What you will do:
State how many lines of the records contain the string "value". Give the number alone.

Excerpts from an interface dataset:
== Segment start ==

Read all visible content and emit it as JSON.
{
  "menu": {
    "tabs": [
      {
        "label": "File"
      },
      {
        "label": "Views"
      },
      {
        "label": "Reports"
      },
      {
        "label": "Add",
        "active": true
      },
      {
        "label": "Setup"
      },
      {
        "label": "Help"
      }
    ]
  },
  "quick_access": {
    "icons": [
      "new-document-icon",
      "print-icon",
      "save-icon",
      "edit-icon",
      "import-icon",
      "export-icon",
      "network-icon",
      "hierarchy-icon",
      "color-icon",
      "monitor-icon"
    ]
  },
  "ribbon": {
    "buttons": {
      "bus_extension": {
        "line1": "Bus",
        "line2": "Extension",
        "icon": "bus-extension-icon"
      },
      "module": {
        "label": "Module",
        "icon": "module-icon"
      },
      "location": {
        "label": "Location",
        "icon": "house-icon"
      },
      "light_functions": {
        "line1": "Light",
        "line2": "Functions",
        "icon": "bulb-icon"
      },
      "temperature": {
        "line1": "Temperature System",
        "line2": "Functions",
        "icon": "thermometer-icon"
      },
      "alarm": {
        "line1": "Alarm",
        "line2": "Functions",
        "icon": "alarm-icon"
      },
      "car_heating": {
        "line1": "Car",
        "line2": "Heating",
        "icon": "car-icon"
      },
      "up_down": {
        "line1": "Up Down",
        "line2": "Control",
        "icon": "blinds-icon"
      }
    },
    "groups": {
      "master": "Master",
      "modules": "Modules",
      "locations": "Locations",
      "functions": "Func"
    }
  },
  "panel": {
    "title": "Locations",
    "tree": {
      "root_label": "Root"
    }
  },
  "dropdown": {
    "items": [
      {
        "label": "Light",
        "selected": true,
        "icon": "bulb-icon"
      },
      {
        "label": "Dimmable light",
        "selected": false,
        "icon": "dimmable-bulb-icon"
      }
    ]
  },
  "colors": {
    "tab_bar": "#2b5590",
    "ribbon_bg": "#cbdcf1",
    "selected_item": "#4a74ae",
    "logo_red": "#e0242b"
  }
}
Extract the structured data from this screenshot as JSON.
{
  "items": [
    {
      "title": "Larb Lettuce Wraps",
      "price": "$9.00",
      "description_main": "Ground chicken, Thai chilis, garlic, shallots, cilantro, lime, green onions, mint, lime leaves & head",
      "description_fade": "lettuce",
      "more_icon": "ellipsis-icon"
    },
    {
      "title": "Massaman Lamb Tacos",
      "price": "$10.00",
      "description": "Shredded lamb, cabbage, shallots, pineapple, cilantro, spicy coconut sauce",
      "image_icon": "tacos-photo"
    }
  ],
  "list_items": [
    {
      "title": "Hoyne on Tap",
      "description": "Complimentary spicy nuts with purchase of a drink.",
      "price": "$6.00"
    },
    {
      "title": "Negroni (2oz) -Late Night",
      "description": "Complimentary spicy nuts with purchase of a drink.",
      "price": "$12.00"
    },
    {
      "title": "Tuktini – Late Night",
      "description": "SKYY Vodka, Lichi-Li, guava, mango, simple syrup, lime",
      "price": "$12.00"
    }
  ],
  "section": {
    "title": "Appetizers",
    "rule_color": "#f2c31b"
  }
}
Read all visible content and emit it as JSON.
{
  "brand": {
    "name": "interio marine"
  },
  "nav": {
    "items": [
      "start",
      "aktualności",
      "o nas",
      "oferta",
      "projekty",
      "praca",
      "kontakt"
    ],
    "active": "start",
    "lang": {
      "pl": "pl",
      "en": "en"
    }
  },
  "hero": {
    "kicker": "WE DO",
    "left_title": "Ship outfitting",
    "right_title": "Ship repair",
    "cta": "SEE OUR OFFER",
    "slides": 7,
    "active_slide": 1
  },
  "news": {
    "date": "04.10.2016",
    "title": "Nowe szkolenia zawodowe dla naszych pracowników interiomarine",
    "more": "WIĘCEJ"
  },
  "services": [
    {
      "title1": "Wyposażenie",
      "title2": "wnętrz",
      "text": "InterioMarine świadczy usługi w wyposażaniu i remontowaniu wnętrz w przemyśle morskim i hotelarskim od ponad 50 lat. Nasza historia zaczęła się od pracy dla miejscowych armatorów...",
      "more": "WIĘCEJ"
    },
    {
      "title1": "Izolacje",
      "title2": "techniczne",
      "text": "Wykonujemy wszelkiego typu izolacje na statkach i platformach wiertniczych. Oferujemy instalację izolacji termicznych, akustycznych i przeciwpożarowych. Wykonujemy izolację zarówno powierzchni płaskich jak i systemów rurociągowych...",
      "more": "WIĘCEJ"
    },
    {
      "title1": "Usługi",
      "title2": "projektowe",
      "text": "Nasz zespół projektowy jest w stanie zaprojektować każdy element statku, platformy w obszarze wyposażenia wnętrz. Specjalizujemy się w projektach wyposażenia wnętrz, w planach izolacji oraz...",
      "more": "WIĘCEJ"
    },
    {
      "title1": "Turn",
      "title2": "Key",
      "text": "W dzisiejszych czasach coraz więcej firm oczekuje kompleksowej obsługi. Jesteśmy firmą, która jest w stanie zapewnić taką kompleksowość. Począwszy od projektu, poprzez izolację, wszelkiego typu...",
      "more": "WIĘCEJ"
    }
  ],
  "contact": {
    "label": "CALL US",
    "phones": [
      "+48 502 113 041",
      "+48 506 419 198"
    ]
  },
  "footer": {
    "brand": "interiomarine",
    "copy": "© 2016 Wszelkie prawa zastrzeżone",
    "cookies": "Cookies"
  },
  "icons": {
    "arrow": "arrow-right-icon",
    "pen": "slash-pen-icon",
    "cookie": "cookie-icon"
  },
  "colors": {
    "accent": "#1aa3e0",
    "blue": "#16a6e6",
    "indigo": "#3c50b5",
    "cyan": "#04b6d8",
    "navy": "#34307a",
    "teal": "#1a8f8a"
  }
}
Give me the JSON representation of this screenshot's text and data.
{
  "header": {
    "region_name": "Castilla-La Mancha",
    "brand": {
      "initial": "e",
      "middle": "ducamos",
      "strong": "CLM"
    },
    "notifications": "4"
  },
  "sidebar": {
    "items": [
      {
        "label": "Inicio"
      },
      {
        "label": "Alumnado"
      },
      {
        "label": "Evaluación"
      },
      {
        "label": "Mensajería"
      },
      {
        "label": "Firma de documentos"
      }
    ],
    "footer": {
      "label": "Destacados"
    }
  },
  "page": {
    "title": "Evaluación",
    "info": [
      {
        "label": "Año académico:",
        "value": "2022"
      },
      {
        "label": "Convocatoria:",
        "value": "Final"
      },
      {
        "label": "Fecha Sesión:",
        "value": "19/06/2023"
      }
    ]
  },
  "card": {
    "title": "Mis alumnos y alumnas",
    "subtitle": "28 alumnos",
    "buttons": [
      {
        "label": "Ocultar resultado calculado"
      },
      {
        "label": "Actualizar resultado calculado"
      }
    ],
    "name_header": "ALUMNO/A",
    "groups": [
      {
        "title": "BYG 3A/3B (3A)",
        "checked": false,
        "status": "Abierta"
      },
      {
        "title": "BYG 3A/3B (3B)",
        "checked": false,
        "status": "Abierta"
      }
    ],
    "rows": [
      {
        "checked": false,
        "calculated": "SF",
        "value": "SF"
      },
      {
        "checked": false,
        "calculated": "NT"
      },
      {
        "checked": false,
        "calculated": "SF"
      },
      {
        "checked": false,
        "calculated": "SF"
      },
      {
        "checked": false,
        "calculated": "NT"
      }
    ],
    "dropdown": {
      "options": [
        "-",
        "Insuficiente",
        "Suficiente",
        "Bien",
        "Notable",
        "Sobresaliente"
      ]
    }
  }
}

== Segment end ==

Result:
4